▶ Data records
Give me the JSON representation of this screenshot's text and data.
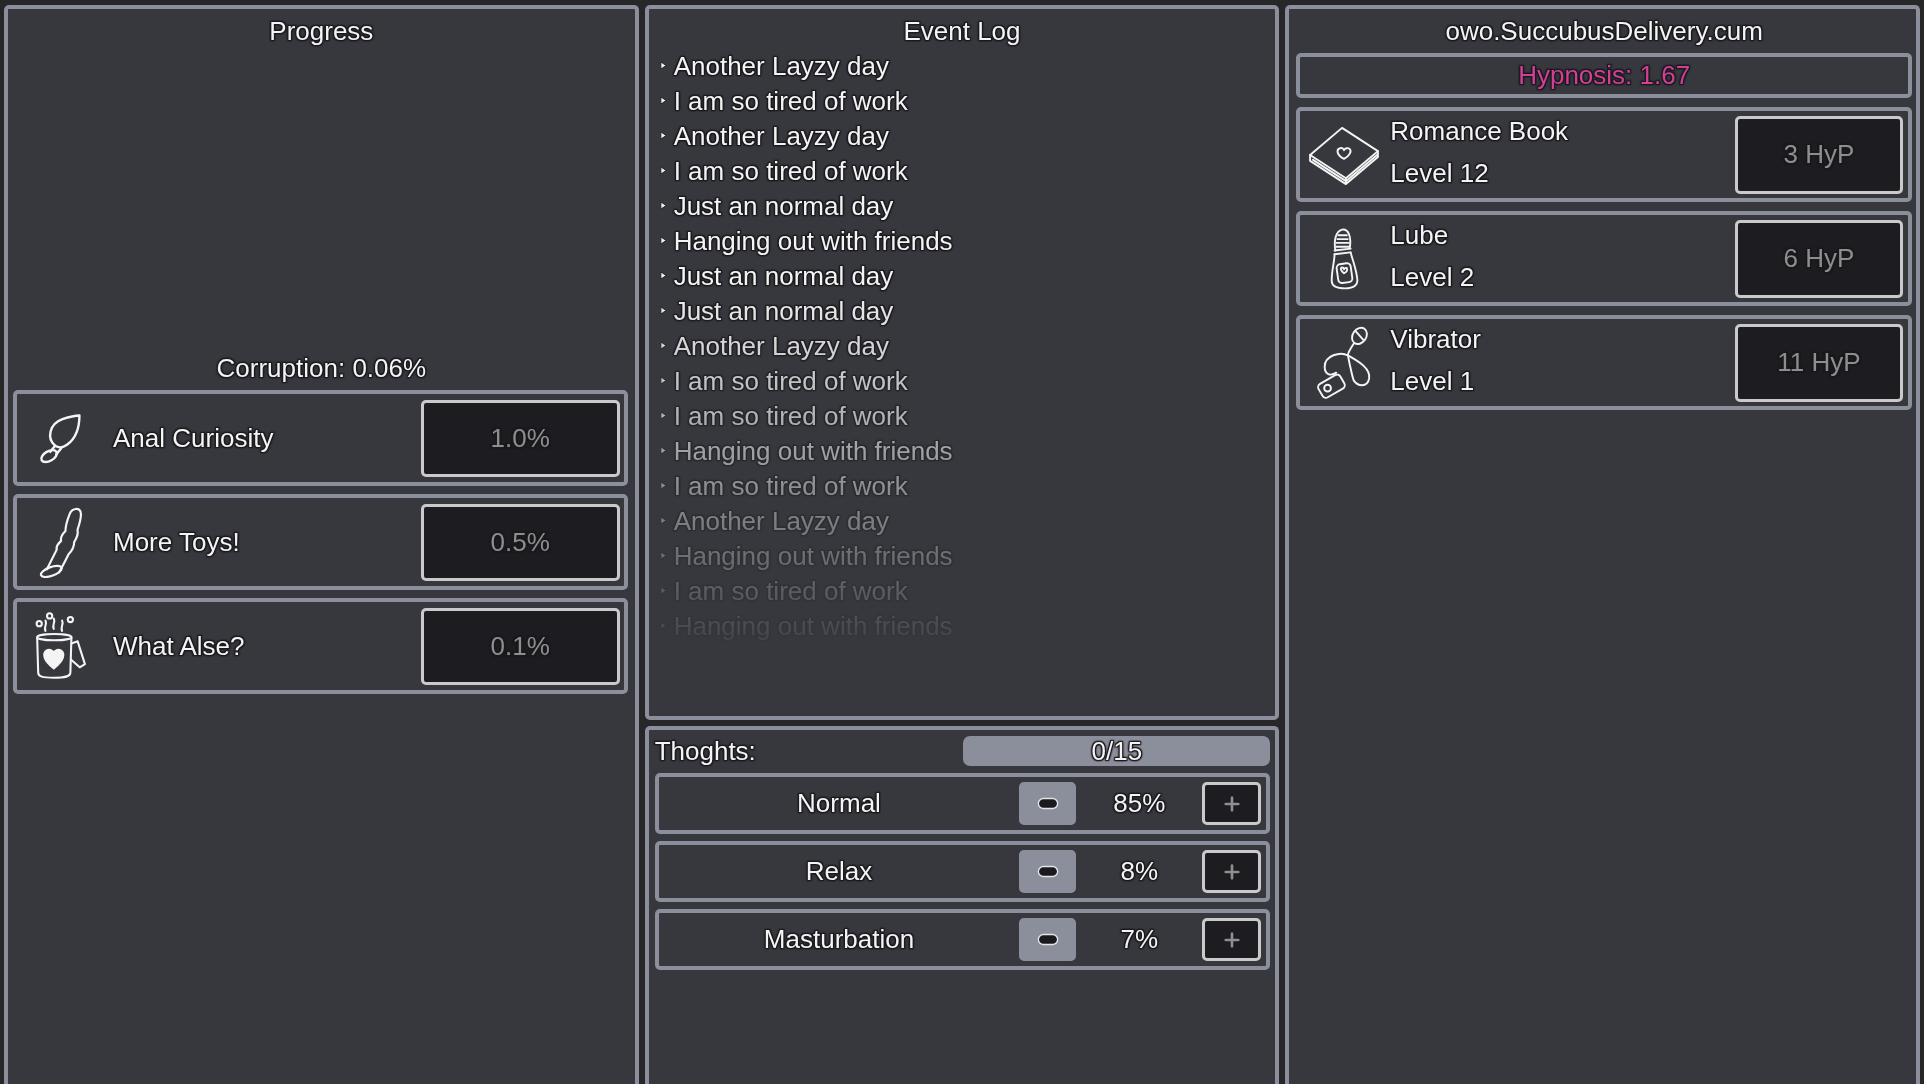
{
  "progress_panel": {
    "title": "Progress",
    "corruption": "Corruption: 0.06%",
    "upgrades": [
      {
        "label": "Anal Curiosity",
        "value": "1.0%",
        "disabled": true
      },
      {
        "label": "More Toys!",
        "value": "0.5%",
        "disabled": true
      },
      {
        "label": "What Alse?",
        "value": "0.1%",
        "disabled": true
      }
    ]
  },
  "event_log": {
    "title": "Event Log",
    "entries": [
      "Another Layzy day",
      "I am so tired of work",
      "Another Layzy day",
      "I am so tired of work",
      "Just an normal day",
      "Hanging out with friends",
      "Just an normal day",
      "Just an normal day",
      "Another Layzy day",
      "I am so tired of work",
      "I am so tired of work",
      "Hanging out with friends",
      "I am so tired of work",
      "Another Layzy day",
      "Hanging out with friends",
      "I am so tired of work",
      "Hanging out with friends"
    ]
  },
  "thoughts": {
    "label": "Thoghts:",
    "counter": "0/15",
    "rows": [
      {
        "name": "Normal",
        "percent": "85%",
        "decrease_disabled": false,
        "increase_disabled": true
      },
      {
        "name": "Relax",
        "percent": "8%",
        "decrease_disabled": false,
        "increase_disabled": true
      },
      {
        "name": "Masturbation",
        "percent": "7%",
        "decrease_disabled": false,
        "increase_disabled": true
      }
    ]
  },
  "shop": {
    "title": "owo.SuccubusDelivery.cum",
    "currency": "Hypnosis: 1.67",
    "items": [
      {
        "name": "Romance Book",
        "rank": "Level 12",
        "cost": "3 HyP",
        "disabled": true
      },
      {
        "name": "Lube",
        "rank": "Level 2",
        "cost": "6 HyP",
        "disabled": true
      },
      {
        "name": "Vibrator",
        "rank": "Level 1",
        "cost": "11 HyP",
        "disabled": true
      }
    ]
  }
}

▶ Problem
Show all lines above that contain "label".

▶ Solution to this problem
        "label": "Anal Curiosity",
        "label": "More Toys!",
        "label": "What Alse?",
    "label": "Thoghts:",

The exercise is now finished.